“We were sent to Washington to lead with our values and have an agenda that really pushes that forward,” Omar said. “There is a constant struggle with people who have power about sharing power and we’re not in the business of asking to share that power, we’re in the interest of grabbing that power … we are doing the job that people in this country put us forward to do.”
As if to prove that point, the President of the United States went on a racist Twitter rant Sunday telling progressive women to go back to another country.
"So interesting to see “Progressive” Democrat Congresswomen, who originally came from countries whose governments are a complete and total catastrophe, the worst, most corrupt and inept anywhere in the world (if they even have a functioning government at all), now loudly. and viciously telling the people of the United States, the greatest and most powerful Nation on earth, how our government is to be run.”
Trump also said, just to be certain the message was clear, “I’m sure that Nancy Pelosi would be very happy to quickly work out free travel arrangements!” (alluding to a Democratic internal debate about how to challenge the president’s policies on the Southern Border.)
Rep. Omar was born in Somalia. All of the other members of Congress on that progressive panel were born in the United States. And, as The Washington Post pointed out, Trump comes from a family of immigrants. “His mother was born in Scotland, and two of his three wives are from Southern or Eastern Europe,” the Post said.
Of course the richest irony of all: Rep. Haaland, Laguna Pueblo, has a family history on this land that began with time immemorial.
Haaland said her work in Congress literally means being a voice for her constituents by being accessible. Some members of Congress “never meet with their constituents, believe it or not, because they don't want to hear what they have to say to them.”
Haaland said she does town halls, she meets with people in her office, and “I show up at rallies.”
“Yes. I show up at all the rallies and speak on behalf of the children who are incarcerated in those cages on the Southern border because they need our voice as much as everyone else does,” Haaland said. “So yes, I want to hear those stories. I want to hear what's important to my constituents, but also to all of Indian Country.”
In his tweets, President Donald J. Trump did not single out any “progressives.” He later added that it was “sad” that Democrats were defending the elected representatives.

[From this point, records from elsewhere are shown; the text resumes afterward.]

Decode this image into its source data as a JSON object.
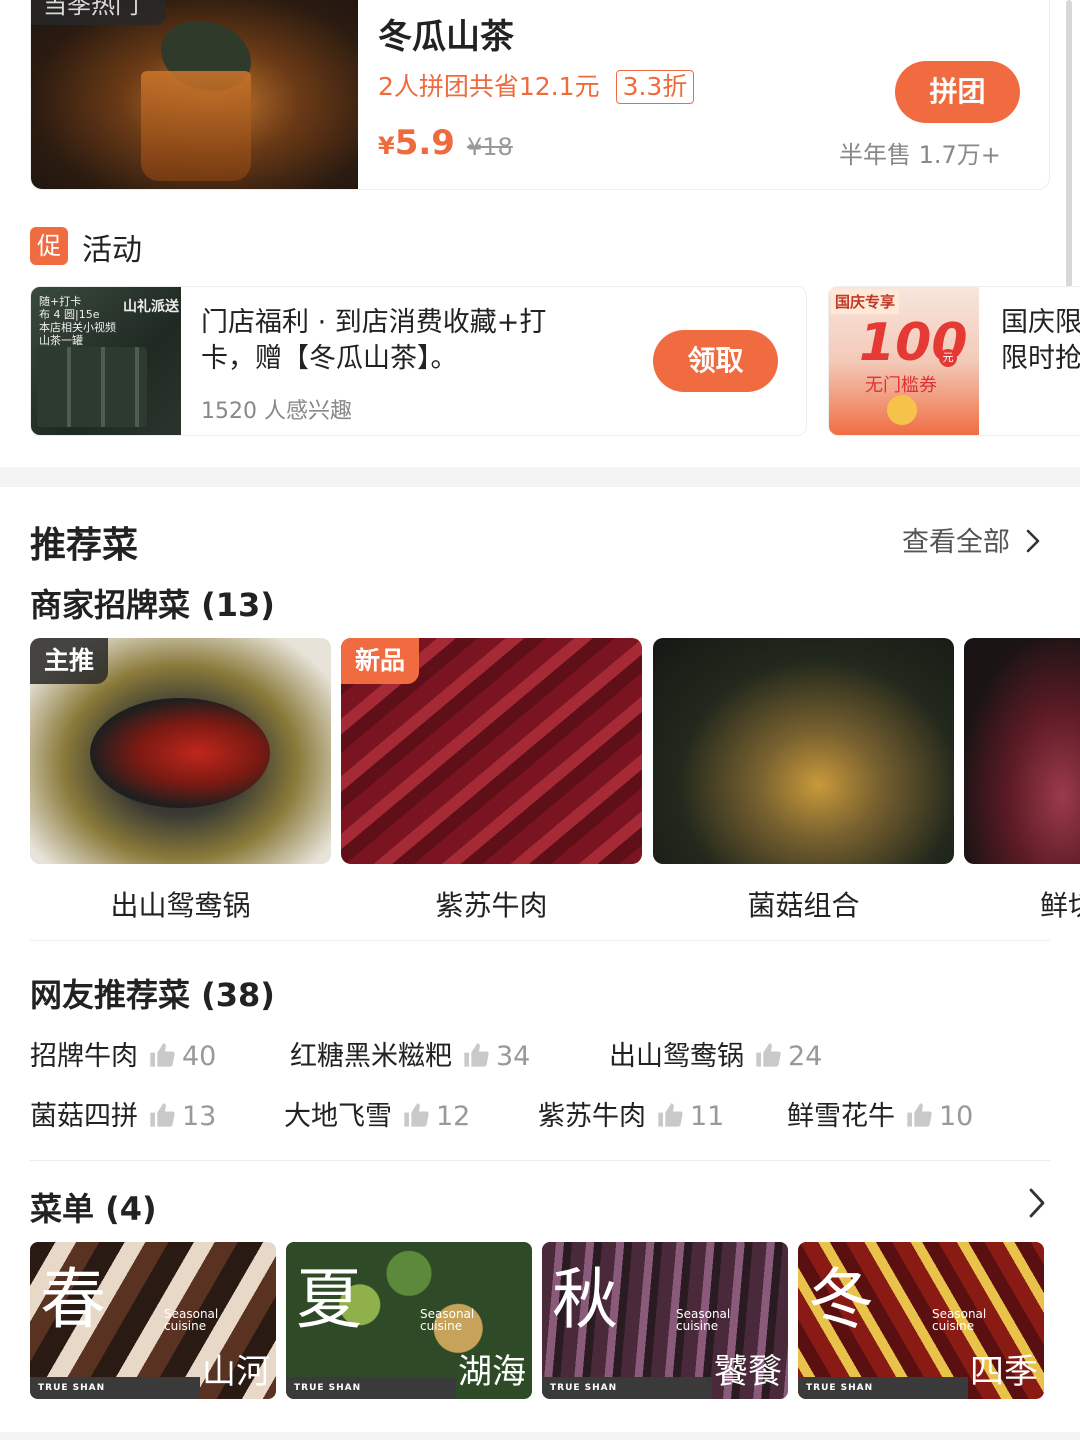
{
  "deal": {
    "tag": "当季热门",
    "title": "冬瓜山茶",
    "group_text": "2人拼团共省12.1元",
    "discount": "3.3折",
    "price_symbol": "¥",
    "price": "5.9",
    "original_price": "¥18",
    "button": "拼团",
    "sales": "半年售 1.7万+"
  },
  "activity": {
    "badge": "促",
    "title": "活动",
    "card1": {
      "image_brand": "山礼派送",
      "image_lines": [
        "随+打卡",
        "布 4 圆|15e",
        "本店相关小视频",
        "山茶一罐"
      ],
      "description": "门店福利 · 到店消费收藏+打卡，赠【冬瓜山茶】。",
      "interest": "1520 人感兴趣",
      "button": "领取"
    },
    "card2": {
      "coupon_tag": "国庆专享",
      "coupon_amount": "100",
      "coupon_unit": "元",
      "coupon_label": "无门槛券",
      "line1": "国庆限",
      "line2": "限时抢"
    }
  },
  "recommend": {
    "title": "推荐菜",
    "view_all": "查看全部",
    "signature_title": "商家招牌菜 (13)",
    "dishes": [
      {
        "name": "出山鸳鸯锅",
        "tag": "主推",
        "tag_color": "#333333"
      },
      {
        "name": "紫苏牛肉",
        "tag": "新品",
        "tag_color": "#f06b3f"
      },
      {
        "name": "菌菇组合",
        "tag": "",
        "tag_color": ""
      },
      {
        "name": "鲜切",
        "tag": "",
        "tag_color": ""
      }
    ],
    "netizen_title": "网友推荐菜 (38)",
    "netizen_items": [
      {
        "name": "招牌牛肉",
        "count": "40"
      },
      {
        "name": "红糖黑米糍粑",
        "count": "34"
      },
      {
        "name": "出山鸳鸯锅",
        "count": "24"
      },
      {
        "name": "菌菇四拼",
        "count": "13"
      },
      {
        "name": "大地飞雪",
        "count": "12"
      },
      {
        "name": "紫苏牛肉",
        "count": "11"
      },
      {
        "name": "鲜雪花牛",
        "count": "10"
      }
    ]
  },
  "menu": {
    "title": "菜单 (4)",
    "items": [
      {
        "season": "春",
        "pair": "山河",
        "sub1": "Seasonal",
        "sub2": "cuisine",
        "brand": "TRUE SHAN"
      },
      {
        "season": "夏",
        "pair": "湖海",
        "sub1": "Seasonal",
        "sub2": "cuisine",
        "brand": "TRUE SHAN"
      },
      {
        "season": "秋",
        "pair": "饕餮",
        "sub1": "Seasonal",
        "sub2": "cuisine",
        "brand": "TRUE SHAN"
      },
      {
        "season": "冬",
        "pair": "四季",
        "sub1": "Seasonal",
        "sub2": "cuisine",
        "brand": "TRUE SHAN"
      }
    ]
  },
  "colors": {
    "accent": "#f06b3f",
    "text": "#222222",
    "muted": "#999999"
  }
}
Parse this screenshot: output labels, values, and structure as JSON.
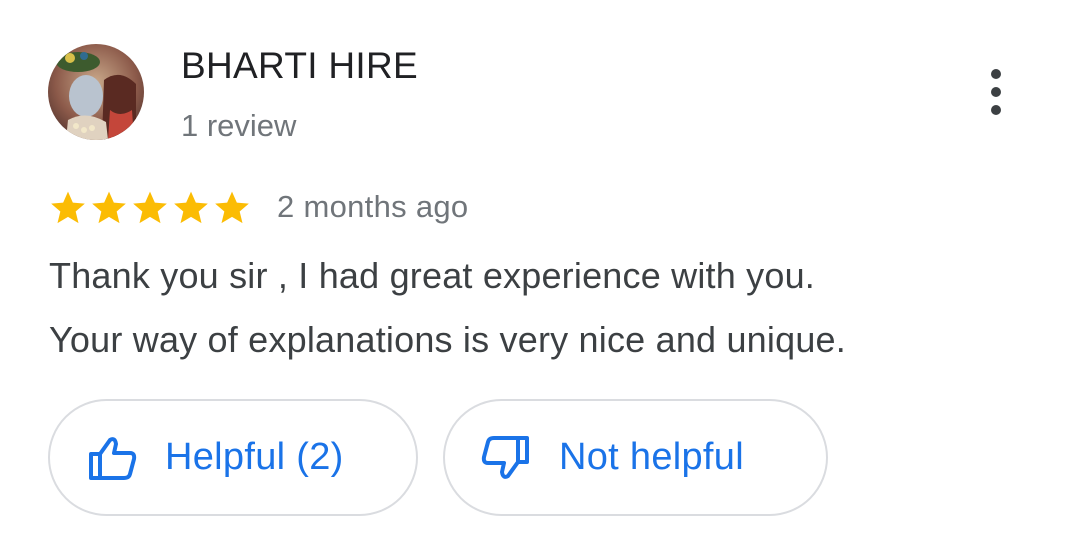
{
  "review": {
    "reviewer_name": "BHARTI HIRE",
    "review_count": "1 review",
    "rating": 5,
    "rating_max": 5,
    "time": "2 months ago",
    "text_lines": [
      "Thank you sir , I had great experience with you.",
      "Your way of explanations is very nice and unique."
    ]
  },
  "actions": {
    "helpful_label": "Helpful (2)",
    "not_helpful_label": "Not helpful",
    "more_icon": "more-vert-icon",
    "helpful_icon": "thumb-up-icon",
    "not_helpful_icon": "thumb-down-icon"
  },
  "colors": {
    "star": "#fbbc04",
    "accent": "#1a73e8",
    "name": "#202124",
    "meta": "#70757a",
    "body": "#3c4043",
    "border": "#dadce0"
  }
}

He wrote: “So sad to see the Democrats sticking up for people who speak so badly of our Country and who, in addition, hate Israel with a true and unbridled passion. Whenever confronted, they call their adversaries, including Nancy Pelosi, “RACIST.” Their disgusting language........and the many terrible things they say about the United States must not be allowed to go unchallenged. If the Democrat Party wants to continue to condone such disgraceful behavior, then we look even more forward to seeing you at the ballot box in 2020!”
But it was mostly Democrats, independents, and the media who called out the president for his racist tweets. As the Washington Post reported; “The silence of Republican leaders appeared to suggest either that they agreed with the views expressed by their standard-bearer or that he has so effectively consolidated his control over their party that they have grown disinclined to voice dissent.”

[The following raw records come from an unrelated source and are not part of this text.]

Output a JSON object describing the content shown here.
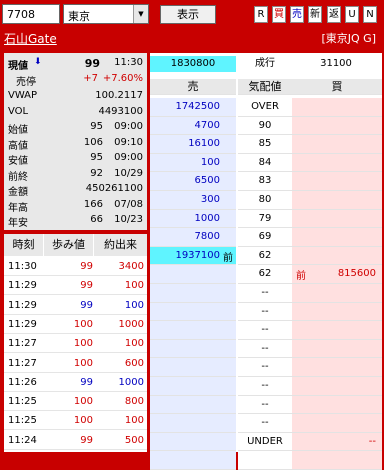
{
  "toolbar": {
    "code": "7708",
    "market": "東京",
    "show_label": "表示",
    "buttons": [
      "R",
      "買",
      "売",
      "新",
      "返",
      "U",
      "N"
    ]
  },
  "stock": {
    "name": "石山Gate",
    "market_label": "[東京JQ G]"
  },
  "info": {
    "price_label": "現値",
    "price": "99",
    "price_time": "11:30",
    "change_label": "売停",
    "change": "+7",
    "change_pct": "+7.60%",
    "rows": [
      {
        "label": "VWAP",
        "value": "100.2117",
        "time": ""
      },
      {
        "label": "VOL",
        "value": "4493100",
        "time": ""
      },
      {
        "label": "始値",
        "value": "95",
        "time": "09:00"
      },
      {
        "label": "高値",
        "value": "106",
        "time": "09:10"
      },
      {
        "label": "安値",
        "value": "95",
        "time": "09:00"
      },
      {
        "label": "前終",
        "value": "92",
        "time": "10/29"
      },
      {
        "label": "金額",
        "value": "450261100",
        "time": ""
      },
      {
        "label": "年高",
        "value": "166",
        "time": "07/08"
      },
      {
        "label": "年安",
        "value": "66",
        "time": "10/23"
      }
    ]
  },
  "board": {
    "top_sell": "1830800",
    "order_label": "成行",
    "top_buy": "31100",
    "headers": [
      "売",
      "気配値",
      "買"
    ],
    "rows": [
      {
        "sell": "1742500",
        "price": "OVER",
        "buy": "",
        "mark": ""
      },
      {
        "sell": "4700",
        "price": "90",
        "buy": "",
        "mark": ""
      },
      {
        "sell": "16100",
        "price": "85",
        "buy": "",
        "mark": ""
      },
      {
        "sell": "100",
        "price": "84",
        "buy": "",
        "mark": ""
      },
      {
        "sell": "6500",
        "price": "83",
        "buy": "",
        "mark": ""
      },
      {
        "sell": "300",
        "price": "80",
        "buy": "",
        "mark": ""
      },
      {
        "sell": "1000",
        "price": "79",
        "buy": "",
        "mark": ""
      },
      {
        "sell": "7800",
        "price": "69",
        "buy": "",
        "mark": ""
      },
      {
        "sell": "1937100",
        "price": "62",
        "buy": "",
        "mark": "前"
      },
      {
        "sell": "",
        "price": "62",
        "buy": "815600",
        "mark": "前"
      },
      {
        "sell": "",
        "price": "--",
        "buy": "",
        "mark": ""
      },
      {
        "sell": "",
        "price": "--",
        "buy": "",
        "mark": ""
      },
      {
        "sell": "",
        "price": "--",
        "buy": "",
        "mark": ""
      },
      {
        "sell": "",
        "price": "--",
        "buy": "",
        "mark": ""
      },
      {
        "sell": "",
        "price": "--",
        "buy": "",
        "mark": ""
      },
      {
        "sell": "",
        "price": "--",
        "buy": "",
        "mark": ""
      },
      {
        "sell": "",
        "price": "--",
        "buy": "",
        "mark": ""
      },
      {
        "sell": "",
        "price": "--",
        "buy": "",
        "mark": ""
      },
      {
        "sell": "",
        "price": "UNDER",
        "buy": "--",
        "mark": ""
      },
      {
        "sell": "",
        "price": "",
        "buy": "",
        "mark": ""
      }
    ]
  },
  "trades": {
    "headers": [
      "時刻",
      "歩み値",
      "約出来"
    ],
    "rows": [
      {
        "time": "11:30",
        "price": "99",
        "vol": "3400",
        "color": "#d00000"
      },
      {
        "time": "11:29",
        "price": "99",
        "vol": "100",
        "color": "#d00000"
      },
      {
        "time": "11:29",
        "price": "99",
        "vol": "100",
        "color": "#0000c0"
      },
      {
        "time": "11:29",
        "price": "100",
        "vol": "1000",
        "color": "#d00000"
      },
      {
        "time": "11:27",
        "price": "100",
        "vol": "100",
        "color": "#d00000"
      },
      {
        "time": "11:27",
        "price": "100",
        "vol": "600",
        "color": "#d00000"
      },
      {
        "time": "11:26",
        "price": "99",
        "vol": "1000",
        "color": "#0000c0"
      },
      {
        "time": "11:25",
        "price": "100",
        "vol": "800",
        "color": "#d00000"
      },
      {
        "time": "11:25",
        "price": "100",
        "vol": "100",
        "color": "#d00000"
      },
      {
        "time": "11:24",
        "price": "99",
        "vol": "500",
        "color": "#d00000"
      }
    ]
  }
}
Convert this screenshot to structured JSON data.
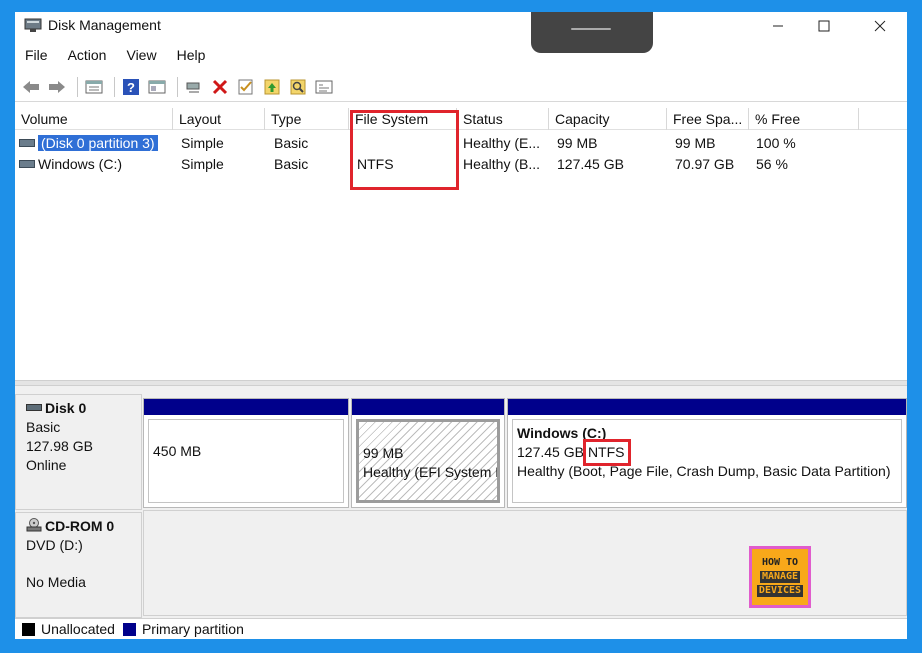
{
  "window": {
    "title": "Disk Management",
    "controls": {
      "minimize": "—",
      "maximize": "☐",
      "close": "✕"
    }
  },
  "menu": [
    "File",
    "Action",
    "View",
    "Help"
  ],
  "toolbar_icons": [
    "back-icon",
    "forward-icon",
    "properties-list-icon",
    "help-icon",
    "show-hide-pane-icon",
    "connect-icon",
    "delete-icon",
    "check-icon",
    "rescan-icon",
    "search-icon",
    "refresh-icon"
  ],
  "volume_list": {
    "columns": [
      "Volume",
      "Layout",
      "Type",
      "File System",
      "Status",
      "Capacity",
      "Free Spa...",
      "% Free"
    ],
    "rows": [
      {
        "volume": "(Disk 0 partition 3)",
        "layout": "Simple",
        "type": "Basic",
        "file_system": "",
        "status": "Healthy (E...",
        "capacity": "99 MB",
        "free_space": "99 MB",
        "pct_free": "100 %",
        "selected": true
      },
      {
        "volume": "Windows (C:)",
        "layout": "Simple",
        "type": "Basic",
        "file_system": "NTFS",
        "status": "Healthy (B...",
        "capacity": "127.45 GB",
        "free_space": "70.97 GB",
        "pct_free": "56 %",
        "selected": false
      }
    ]
  },
  "disks": [
    {
      "name": "Disk 0",
      "type": "Basic",
      "size": "127.98 GB",
      "state": "Online",
      "partitions": [
        {
          "title": "",
          "size": "450 MB",
          "status": ""
        },
        {
          "title": "",
          "size": "99 MB",
          "status": "Healthy (EFI System P"
        },
        {
          "title": "Windows  (C:)",
          "size": "127.45 GB",
          "fs": "NTFS",
          "status": "Healthy (Boot, Page File, Crash Dump, Basic Data Partition)"
        }
      ]
    },
    {
      "name": "CD-ROM 0",
      "type": "DVD (D:)",
      "state": "No Media"
    }
  ],
  "legend": [
    {
      "label": "Unallocated",
      "color": "#000000"
    },
    {
      "label": "Primary partition",
      "color": "#00008b"
    }
  ],
  "watermark": {
    "line1": "HOW TO",
    "line2": "MANAGE",
    "line3": "DEVICES"
  },
  "colors": {
    "accent": "#1e90e8",
    "highlight": "#e0242c",
    "partition_bar": "#00008b",
    "selection": "#2f6fd6"
  }
}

The issue that defines the Trumpian, Republican Party of today is immigration. The president defended his policy on the border, including the caging of adults and children because they sought asylum in the United States.
“We’re going to look back at this moment as a very, very dark time,” Rep. Tlaib said. “We’re going to look back and say what did we do as a nation to push against this? This is a whole generation of children that will never forget what our nation did to them.”
Haaland said this is what the United States does.
“My grandmother, when she was eight years old, was taken to boarding school over a hundred miles away from her community. And her father only got to visit her twice because his only mode of transportation was a horse and a wagon,” she said. “And so, and this is the thing, they took him to boarding school and you think they taught in math and science? No, They taught him how to iron clothes and clean churches and things like that. So it's been happening for a long, long time. You have more control over people when you can separate them. You have control over children. When you can separate the children from their parents,” Haaland said. “It didn't work then and it's not working now.”
Haaland also made the case that Republican voters -- unlike the elected officials --- will cast ballots for progressive candidates when given that choice.
The district that Haaland represents, Albuquerque, is a “plus seven” district meaning that more Democrats than Republicans vote there (by a margin of seven points). “I won my general election by 23 points. I ran on an unapologetically progressive platform and Republicans voted for me,” Haaland said. “This will be a year of inclusion for every single American who's been sidelined by the economic injustice that so many of us are experiencing now and have experienced for centuries.”
Mark Trahant is editor of Indian Country Today. He is a member of the Shoshone-Bannock Tribes. Follow him on Twitter - @TrahantReports